i speak cover
I Speak of the City: Poems of New York
(Columbia University Press, 2007, edited by Stephen Wolf)

Anyone with an interest in New York and poetry will probably enjoy this wonderful anthology, currently occupying a spot on my cluttered bedside table. The poems date to when the city was New Amsterdam, and go up through the very recent past. (As with any poetry collection, you may end up reading nonlinearly, or picking and choosing—we are the small plates menu of the reading world.)

The short bio of each poet adds a lot, because these lives are fascinating. For example, did you know that Emma Lazarus, whose poem "The New Colossus" ("Give me your tired, your poor . . . ") helped raise funds for the Statue of Liberty, died at 38 without ever having seen the statue, or knowing that her poem would be carved into its pedestal?

"Cross from shore to shore, countless crowds of passengers!
Stand up, tall masts of Mannahatta! stand up, beautiful hills of Brooklyn!
Throb, baffled and curious brain! throw out questions and answers!"

—Walt Whitman, "Crossing Brooklyn Ferry," 1856

"you have changed,
have always been
damn! you look good,
                                   new york
you court me,
                              (again?, new york)"

—Kevin Coval, "Lured Beneath Your Golden, Calling Lights," 2000s


February 2011

Disclaimer: my book is self-published.

Unfortunately, that doesn't mean that it published itself.

It took a bit of work. I enlisted the help of friends, colleagues, and my husband, and worked directly with a printer. Instead of seeking a publisher, I became one (albeit in a limited fashion). Did I know what I was getting into?

Yes, sort of. I'd taken a course on publishing—the Radcliffe Publishing Course—many years ago, back when self-publishing was looked down upon much more than it sometimes is now. I'd worked in publishing, also many years ago; I became familiar with the depth of the slush pile, and the many steps it takes to make a book. I have a network of people in my life who have successfully self-published books—meaning, to me, that they have a viable, professional-quality product that they are able to sell—and the benefit of their advice, contacts, and bravery. I've also been privy to their difficulties with things such as distributors, promotion, and finding the right people to help them with tasks such as cover design and proofreading.

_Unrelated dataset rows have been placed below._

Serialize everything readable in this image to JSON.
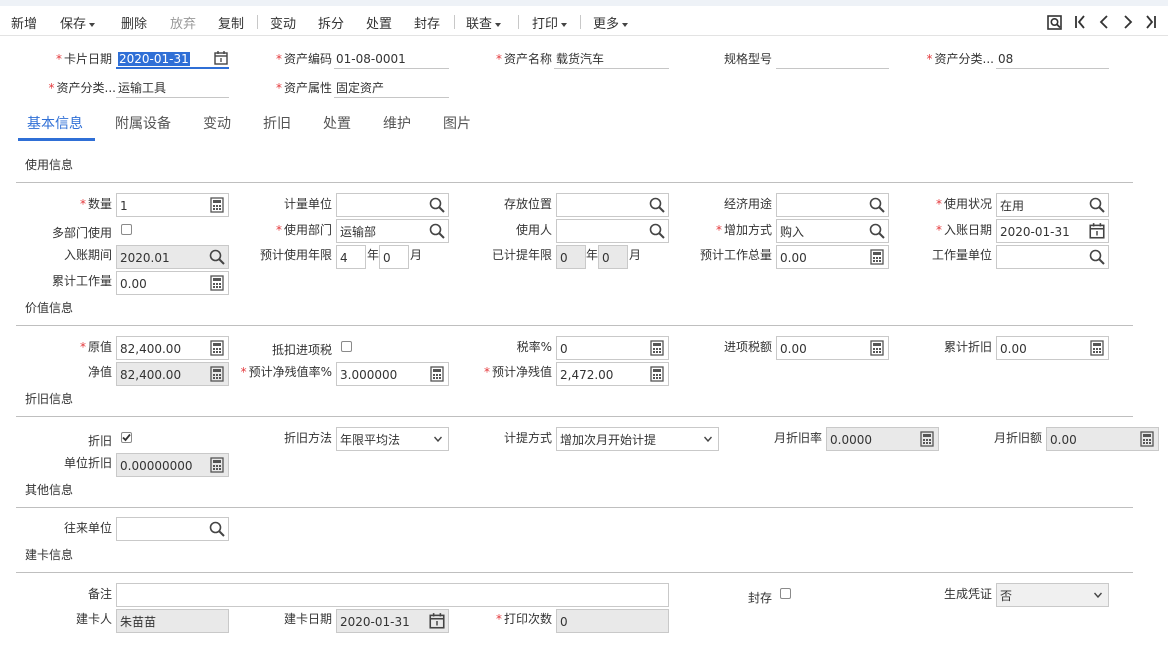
{
  "toolbar": {
    "new": "新增",
    "save": "保存",
    "delete": "删除",
    "abandon": "放弃",
    "copy": "复制",
    "change": "变动",
    "split": "拆分",
    "dispose": "处置",
    "seal": "封存",
    "link": "联查",
    "print": "打印",
    "more": "更多"
  },
  "header": {
    "card_date_label": "卡片日期",
    "card_date": "2020-01-31",
    "asset_code_label": "资产编码",
    "asset_code": "01-08-0001",
    "asset_name_label": "资产名称",
    "asset_name": "载货汽车",
    "spec_label": "规格型号",
    "spec": "",
    "category_label": "资产分类...",
    "category": "08",
    "category2_label": "资产分类...",
    "category2": "运输工具",
    "attribute_label": "资产属性",
    "attribute": "固定资产"
  },
  "tabs": [
    "基本信息",
    "附属设备",
    "变动",
    "折旧",
    "处置",
    "维护",
    "图片"
  ],
  "sections": {
    "usage": "使用信息",
    "value": "价值信息",
    "depreciation": "折旧信息",
    "other": "其他信息",
    "card": "建卡信息"
  },
  "usage": {
    "qty_label": "数量",
    "qty": "1",
    "unit_label": "计量单位",
    "unit": "",
    "location_label": "存放位置",
    "location": "",
    "economic_label": "经济用途",
    "economic": "",
    "status_label": "使用状况",
    "status": "在用",
    "multi_dept_label": "多部门使用",
    "dept_label": "使用部门",
    "dept": "运输部",
    "user_label": "使用人",
    "user": "",
    "add_method_label": "增加方式",
    "add_method": "购入",
    "entry_date_label": "入账日期",
    "entry_date": "2020-01-31",
    "entry_period_label": "入账期间",
    "entry_period": "2020.01",
    "life_label": "预计使用年限",
    "life_years": "4",
    "life_months": "0",
    "year_unit": "年",
    "month_unit": "月",
    "accrued_life_label": "已计提年限",
    "accrued_years": "0",
    "accrued_months": "0",
    "total_work_label": "预计工作总量",
    "total_work": "0.00",
    "work_unit_label": "工作量单位",
    "work_unit": "",
    "accum_work_label": "累计工作量",
    "accum_work": "0.00"
  },
  "value": {
    "original_label": "原值",
    "original": "82,400.00",
    "deduct_tax_label": "抵扣进项税",
    "tax_rate_label": "税率%",
    "tax_rate": "0",
    "input_tax_label": "进项税额",
    "input_tax": "0.00",
    "accum_dep_label": "累计折旧",
    "accum_dep": "0.00",
    "net_label": "净值",
    "net": "82,400.00",
    "residual_rate_label": "预计净残值率%",
    "residual_rate": "3.000000",
    "residual_label": "预计净残值",
    "residual": "2,472.00"
  },
  "depreciation": {
    "dep_label": "折旧",
    "method_label": "折旧方法",
    "method": "年限平均法",
    "calc_label": "计提方式",
    "calc": "增加次月开始计提",
    "monthly_rate_label": "月折旧率",
    "monthly_rate": "0.0000",
    "monthly_amount_label": "月折旧额",
    "monthly_amount": "0.00",
    "unit_dep_label": "单位折旧",
    "unit_dep": "0.00000000"
  },
  "other": {
    "partner_label": "往来单位",
    "partner": ""
  },
  "card": {
    "remark_label": "备注",
    "remark": "",
    "seal_label": "封存",
    "voucher_label": "生成凭证",
    "voucher": "否",
    "creator_label": "建卡人",
    "creator": "朱苗苗",
    "create_date_label": "建卡日期",
    "create_date": "2020-01-31",
    "print_count_label": "打印次数",
    "print_count": "0"
  }
}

So I basically knew what I was getting into. But I chose self-publishing mainly because of what I was getting out of: the prospect of endless submissions to small publishers who publish only a few poetry books a year; the years of waiting and rejection (an average of close to 4 years, judging by Poets & Writers magazine's 2011 Annual Debut Poets Roundup); and the tiresomeness of having to fit into someone else's vision. I don't feel cut out for it; life is short; I work well independently.

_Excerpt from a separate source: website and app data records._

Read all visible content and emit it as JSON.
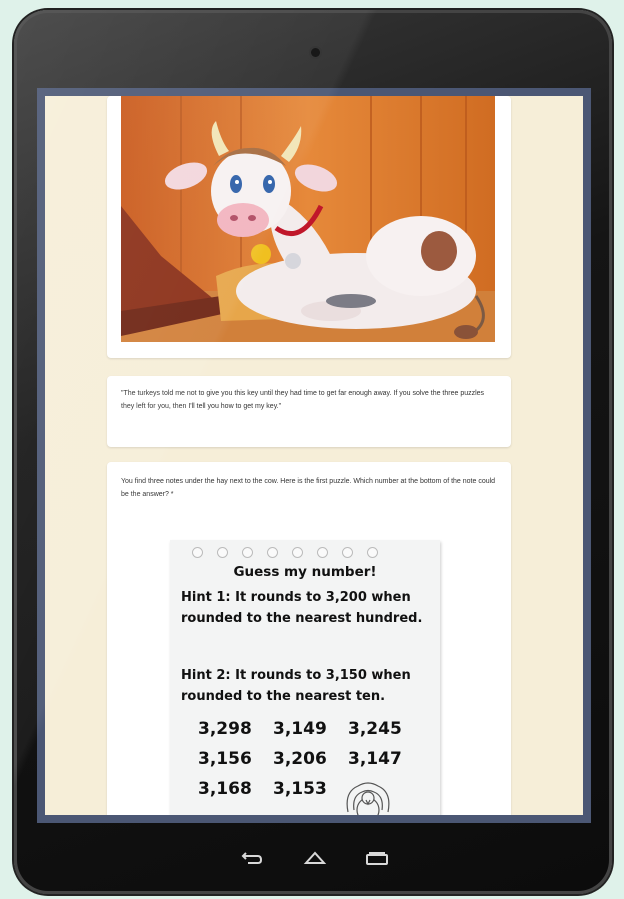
{
  "form": {
    "quote_text": "\"The turkeys told me not to give you this key until they had time to get far enough away. If you solve the three puzzles they left for you, then I'll tell you how to get my key.\"",
    "question_text": "You find three notes under the hay next to the cow. Here is the first puzzle. Which number at the bottom of the note could be the answer? *"
  },
  "note": {
    "title": "Guess my number!",
    "hint1": "Hint 1: It rounds to 3,200 when rounded to the nearest hundred.",
    "hint2": "Hint 2: It rounds to 3,150 when rounded to the nearest ten.",
    "numbers": [
      "3,298",
      "3,149",
      "3,245",
      "3,156",
      "3,206",
      "3,147",
      "3,168",
      "3,153"
    ]
  },
  "device": {
    "nav_icons": [
      "back-icon",
      "home-icon",
      "recent-apps-icon"
    ]
  }
}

We all come to self-publishing for our own reasons. Some people have shopped their books around unsuccessfully and still believe they have a quality product, so decide to go it on their own. Some authors already have traditional publishers but for various reasons are able to make more money and have more creative control doing the next one themselves. Some others, very established professionals (published or not), just want to produce a book they can sell at lectures, stores, and events and are content to let the book rest on their name alone.

While one can't pretend that self-publishing is the same as having the blessing and assistance of the publishing industry, I think it's increasingly seen as just another product source, whose products one is free to pick up and enjoy or not. Although people may still be somewhat skeptical about the legitimacy and quality of self-published books—and the quality is bound to vary wildly without much vetting—we've become so much more open to alternative ways of obtaining products and information, thanks to the Internet (blogs, ebay, etsy . . .), that there's no going back. Could it be that we're becoming more accustomed to considering things on their own merits?

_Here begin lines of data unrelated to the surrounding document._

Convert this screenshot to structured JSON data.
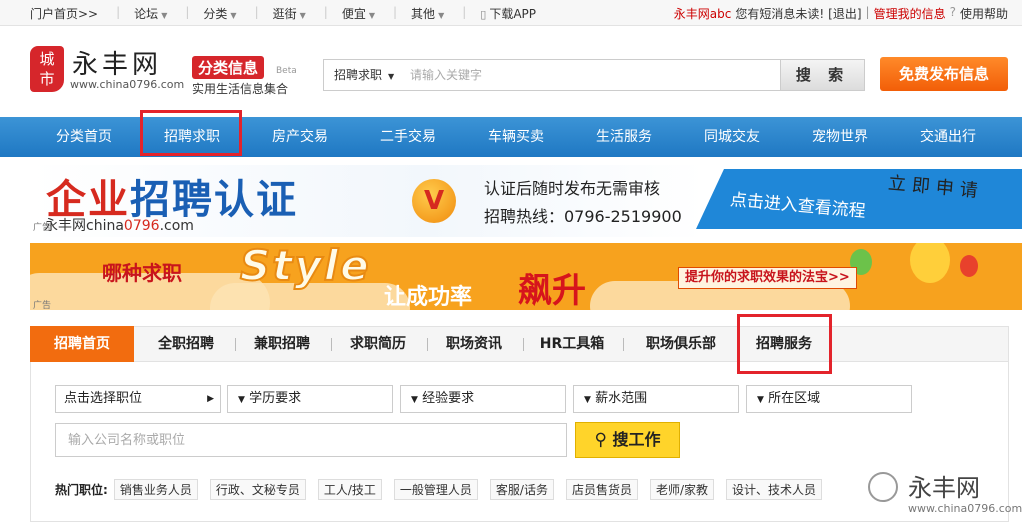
{
  "topbar": {
    "items": [
      {
        "label": "门户首页>>"
      },
      {
        "label": "论坛"
      },
      {
        "label": "分类"
      },
      {
        "label": "逛街"
      },
      {
        "label": "便宜"
      },
      {
        "label": "其他"
      },
      {
        "label": "下载APP"
      }
    ],
    "user": "永丰网abc",
    "msg": "您有短消息未读!",
    "logout": "[退出]",
    "sep": "|",
    "manage": "管理我的信息",
    "help": "使用帮助"
  },
  "logo": {
    "seal_top": "城",
    "seal_bottom": "市",
    "name": "永丰网",
    "url": "www.china0796.com"
  },
  "catlogo": {
    "badge": "分类信息",
    "beta": "Beta",
    "sub": "实用生活信息集合"
  },
  "search": {
    "type": "招聘求职",
    "placeholder": "请输入关键字",
    "button": "搜 索"
  },
  "publish": "免费发布信息",
  "nav": [
    "分类首页",
    "招聘求职",
    "房产交易",
    "二手交易",
    "车辆买卖",
    "生活服务",
    "同城交友",
    "宠物世界",
    "交通出行"
  ],
  "banner1": {
    "title_a": "企业",
    "title_b": "招聘",
    "title_c": "认证",
    "v": "V",
    "line1": "认证后随时发布无需审核",
    "line2": "招聘热线：0796-2519900",
    "link": "点击进入查看流程",
    "apply": "立即申请",
    "wm_a": "永丰网china",
    "wm_b": "0796",
    "wm_c": ".com",
    "ad": "广告"
  },
  "banner2": {
    "q": "哪种求职",
    "style": "Style",
    "s2": "让成功率",
    "s3": "飙升",
    "box": "提升你的求职效果的法宝>>",
    "ad": "广告"
  },
  "tabs": [
    "招聘首页",
    "全职招聘",
    "兼职招聘",
    "求职简历",
    "职场资讯",
    "HR工具箱",
    "职场俱乐部",
    "招聘服务"
  ],
  "filters": {
    "position": "点击选择职位",
    "education": "学历要求",
    "experience": "经验要求",
    "salary": "薪水范围",
    "area": "所在区域",
    "keyword_placeholder": "输入公司名称或职位",
    "find": "搜工作"
  },
  "hot": {
    "label": "热门职位:",
    "tags": [
      "销售业务人员",
      "行政、文秘专员",
      "工人/技工",
      "一般管理人员",
      "客服/话务",
      "店员售货员",
      "老师/家教",
      "设计、技术人员"
    ]
  },
  "wechat": {
    "name": "永丰网",
    "url": "www.china0796.com"
  },
  "colors": {
    "nav_blue": "#1f78c3",
    "orange": "#f26c0f",
    "brand_red": "#d6262b",
    "highlight": "#e3232b",
    "button_yellow": "#ffd42a"
  }
}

For both the author and the reader, self-published books simply work or don't work, as the individual case may be. In any case, those of us who choose this still somewhat bastard route do join the ranks of authors such as Herman Melville, Edgar Allen Poe, and William Strunk (The Elements of Style)
, whether we know it or not.

I'll let you know how it goes.